Raeya Svobodny gets some running in on a beach.

Florida heat. Minnesota cold. Rain, snow, and shine. Morning, noon, between elementary school classes, and night.

No matter the weather conditions or time, Sophie Svobodny, 9, and Raeya Svobodny, 8, haven’t given up their daily running challenge.

The Chaska girls have run a mile once a day, every day since March 31, 2020. Initially challenged by their parents to run daily for 100 days, the two decided to extend their daily routine until March 31, 2021.

That's 365 miles: the equivalent of running 14 marathons, per girl. 

For every day they run, they get $1 from their parents — and if they put all their money into college savings, the amount would be doubled at the end of the challenge.

“My husband had heard a story at work about high school students who participated in a similar running challenge, and how they learned commitment and how you can do anything,” their mom Sara Svobodny said. “We thought it was pretty neat, so we challenged our kids. It was actually a great constant in this weird new world we were living in.”

The girls accepted for a few reasons: the money, which they will deposit into their college fund, and to improve in their respective sports (between Sophie and Raeya, they participate in hockey, swimming, basketball, and lacrosse).

“It’s easier now, but when we started, it was pretty hard,” Raeya said. They can now run a mile in under 10 minutes.

When they started the challenge, the family was staying in Florida for spring break as COVID restrictions began; since their dad was working from home and school was online, they decided to stay at their rental for several months. From March to June, the girls ran on beaches, across the island and even in sweltering 100 degree heat. (Their neighbors came out to cheer the family on, Sara said.) 

“On our drive back to Minnesota, we pulled over into a parking lot to run so we didn’t miss a day,” Raeya said.

By July 9, the challenge was, technically, over. But instead of resting on their laurels after 100 days, the girls chose the other option offered by their parents: to extend their daily runs until March 31, 2021.

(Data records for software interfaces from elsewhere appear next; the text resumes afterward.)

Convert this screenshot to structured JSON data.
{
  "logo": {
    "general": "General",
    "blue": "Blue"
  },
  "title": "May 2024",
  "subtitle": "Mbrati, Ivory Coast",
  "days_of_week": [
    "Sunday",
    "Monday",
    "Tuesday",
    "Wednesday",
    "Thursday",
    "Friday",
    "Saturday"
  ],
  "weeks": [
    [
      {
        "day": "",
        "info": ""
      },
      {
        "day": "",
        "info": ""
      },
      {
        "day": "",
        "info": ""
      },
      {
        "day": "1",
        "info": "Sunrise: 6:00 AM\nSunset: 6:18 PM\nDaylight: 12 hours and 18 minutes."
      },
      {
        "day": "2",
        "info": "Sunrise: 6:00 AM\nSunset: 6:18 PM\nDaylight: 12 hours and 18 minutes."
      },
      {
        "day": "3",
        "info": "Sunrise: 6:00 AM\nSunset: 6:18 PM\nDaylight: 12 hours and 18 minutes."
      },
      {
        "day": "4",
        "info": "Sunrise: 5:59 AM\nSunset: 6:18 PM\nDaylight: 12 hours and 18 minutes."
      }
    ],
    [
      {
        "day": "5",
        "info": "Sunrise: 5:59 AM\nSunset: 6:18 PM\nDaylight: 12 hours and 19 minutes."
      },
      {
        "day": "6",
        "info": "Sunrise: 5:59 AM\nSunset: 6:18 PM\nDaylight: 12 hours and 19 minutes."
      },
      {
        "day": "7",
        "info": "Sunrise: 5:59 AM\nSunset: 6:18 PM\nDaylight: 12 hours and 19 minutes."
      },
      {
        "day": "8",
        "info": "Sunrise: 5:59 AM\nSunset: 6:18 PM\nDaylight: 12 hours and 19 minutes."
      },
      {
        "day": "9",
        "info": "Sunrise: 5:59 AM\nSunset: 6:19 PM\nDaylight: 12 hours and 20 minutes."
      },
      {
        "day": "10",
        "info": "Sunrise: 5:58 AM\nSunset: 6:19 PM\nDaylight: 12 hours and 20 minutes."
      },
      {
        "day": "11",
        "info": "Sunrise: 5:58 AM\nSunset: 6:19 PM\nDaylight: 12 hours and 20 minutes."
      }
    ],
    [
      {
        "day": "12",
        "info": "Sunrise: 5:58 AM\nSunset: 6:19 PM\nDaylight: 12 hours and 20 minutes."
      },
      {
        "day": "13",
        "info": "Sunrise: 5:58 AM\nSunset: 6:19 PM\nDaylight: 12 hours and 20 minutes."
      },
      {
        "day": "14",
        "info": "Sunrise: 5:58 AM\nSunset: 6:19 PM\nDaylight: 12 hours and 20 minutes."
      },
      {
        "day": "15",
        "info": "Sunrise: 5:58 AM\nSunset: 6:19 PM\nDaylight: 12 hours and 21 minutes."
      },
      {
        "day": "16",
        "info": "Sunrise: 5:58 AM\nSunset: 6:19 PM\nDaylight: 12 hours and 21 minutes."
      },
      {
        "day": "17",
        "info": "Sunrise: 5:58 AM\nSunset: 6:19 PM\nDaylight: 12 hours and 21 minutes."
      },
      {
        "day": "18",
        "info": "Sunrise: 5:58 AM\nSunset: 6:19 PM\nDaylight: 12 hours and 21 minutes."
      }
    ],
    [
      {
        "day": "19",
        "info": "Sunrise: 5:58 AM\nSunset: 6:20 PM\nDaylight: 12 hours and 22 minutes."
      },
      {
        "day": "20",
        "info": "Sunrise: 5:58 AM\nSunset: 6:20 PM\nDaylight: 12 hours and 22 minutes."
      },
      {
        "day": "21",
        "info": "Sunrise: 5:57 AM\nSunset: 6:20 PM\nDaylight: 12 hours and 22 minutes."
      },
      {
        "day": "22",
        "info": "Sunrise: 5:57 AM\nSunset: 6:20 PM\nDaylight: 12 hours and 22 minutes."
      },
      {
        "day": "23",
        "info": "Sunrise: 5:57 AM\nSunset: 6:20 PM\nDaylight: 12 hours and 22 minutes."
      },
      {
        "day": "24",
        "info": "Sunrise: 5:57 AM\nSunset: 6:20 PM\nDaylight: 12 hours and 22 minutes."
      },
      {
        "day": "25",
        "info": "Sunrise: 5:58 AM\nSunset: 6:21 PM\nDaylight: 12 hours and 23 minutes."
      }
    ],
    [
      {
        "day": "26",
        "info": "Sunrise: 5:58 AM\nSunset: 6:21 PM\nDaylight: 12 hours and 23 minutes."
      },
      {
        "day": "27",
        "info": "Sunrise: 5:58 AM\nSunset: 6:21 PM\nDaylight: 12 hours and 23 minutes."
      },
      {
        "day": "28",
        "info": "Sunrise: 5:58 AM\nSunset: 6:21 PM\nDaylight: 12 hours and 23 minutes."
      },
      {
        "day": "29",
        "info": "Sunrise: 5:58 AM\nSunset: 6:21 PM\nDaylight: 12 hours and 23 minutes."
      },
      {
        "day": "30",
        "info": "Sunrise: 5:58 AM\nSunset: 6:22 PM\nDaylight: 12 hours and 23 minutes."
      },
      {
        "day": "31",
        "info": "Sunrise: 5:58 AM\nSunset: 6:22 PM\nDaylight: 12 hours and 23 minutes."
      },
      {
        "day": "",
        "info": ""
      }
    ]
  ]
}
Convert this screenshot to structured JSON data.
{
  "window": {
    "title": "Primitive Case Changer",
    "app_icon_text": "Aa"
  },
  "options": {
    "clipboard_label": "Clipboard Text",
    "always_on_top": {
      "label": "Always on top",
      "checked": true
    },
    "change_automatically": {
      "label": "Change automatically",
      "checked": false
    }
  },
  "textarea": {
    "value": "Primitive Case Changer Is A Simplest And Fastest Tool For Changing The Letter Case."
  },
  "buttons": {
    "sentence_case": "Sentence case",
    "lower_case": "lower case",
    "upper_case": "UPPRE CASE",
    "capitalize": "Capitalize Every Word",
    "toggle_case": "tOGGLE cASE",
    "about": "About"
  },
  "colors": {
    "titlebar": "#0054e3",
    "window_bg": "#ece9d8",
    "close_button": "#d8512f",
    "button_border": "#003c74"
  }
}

“I kept going because I wanted to see if I could get better on my miles, and I wanted to challenge myself to see if I could do it for the whole year, even in Minnesota,” Sophie said.

“I was going to stop because it was really hard, but my other two sisters did it, so I was like, ‘I don’t want them to be better than me,’” Raeya added. (Their older sister also completed the 100-day challenge.)

During the summer, their friend would bike through the neighborhood and dare them to keep up. Their parents joined sometimes. Or, their puppy Harvey ran alongside them — well, until he got tired. 

The family returned to Florida over Thanksgiving, where they continued their miles in nicer weather — Sophie once ran circles around the Home Depot parking lot. Once they returned to Minnesota and the cold set in, the two continued to run in snow and sleet, but went inside on the treadmill when it got too icy. Sophie accidentally missed one winter day, but ran two miles the next day to make up for it, she said.

There’s still a month to go, but Raeya and Sophie show no signs of slowing down. By April, they’ll each have around $800 for their college funds — and Raeya will be allowed to get her ears pierced.

At the end, they’ll celebrate with cake and ice cream, and maybe, plan a new goal for 2021.

“I’m happy we did it,” Sophie said. “We’ll probably do more after it ends ... we want to get even better.”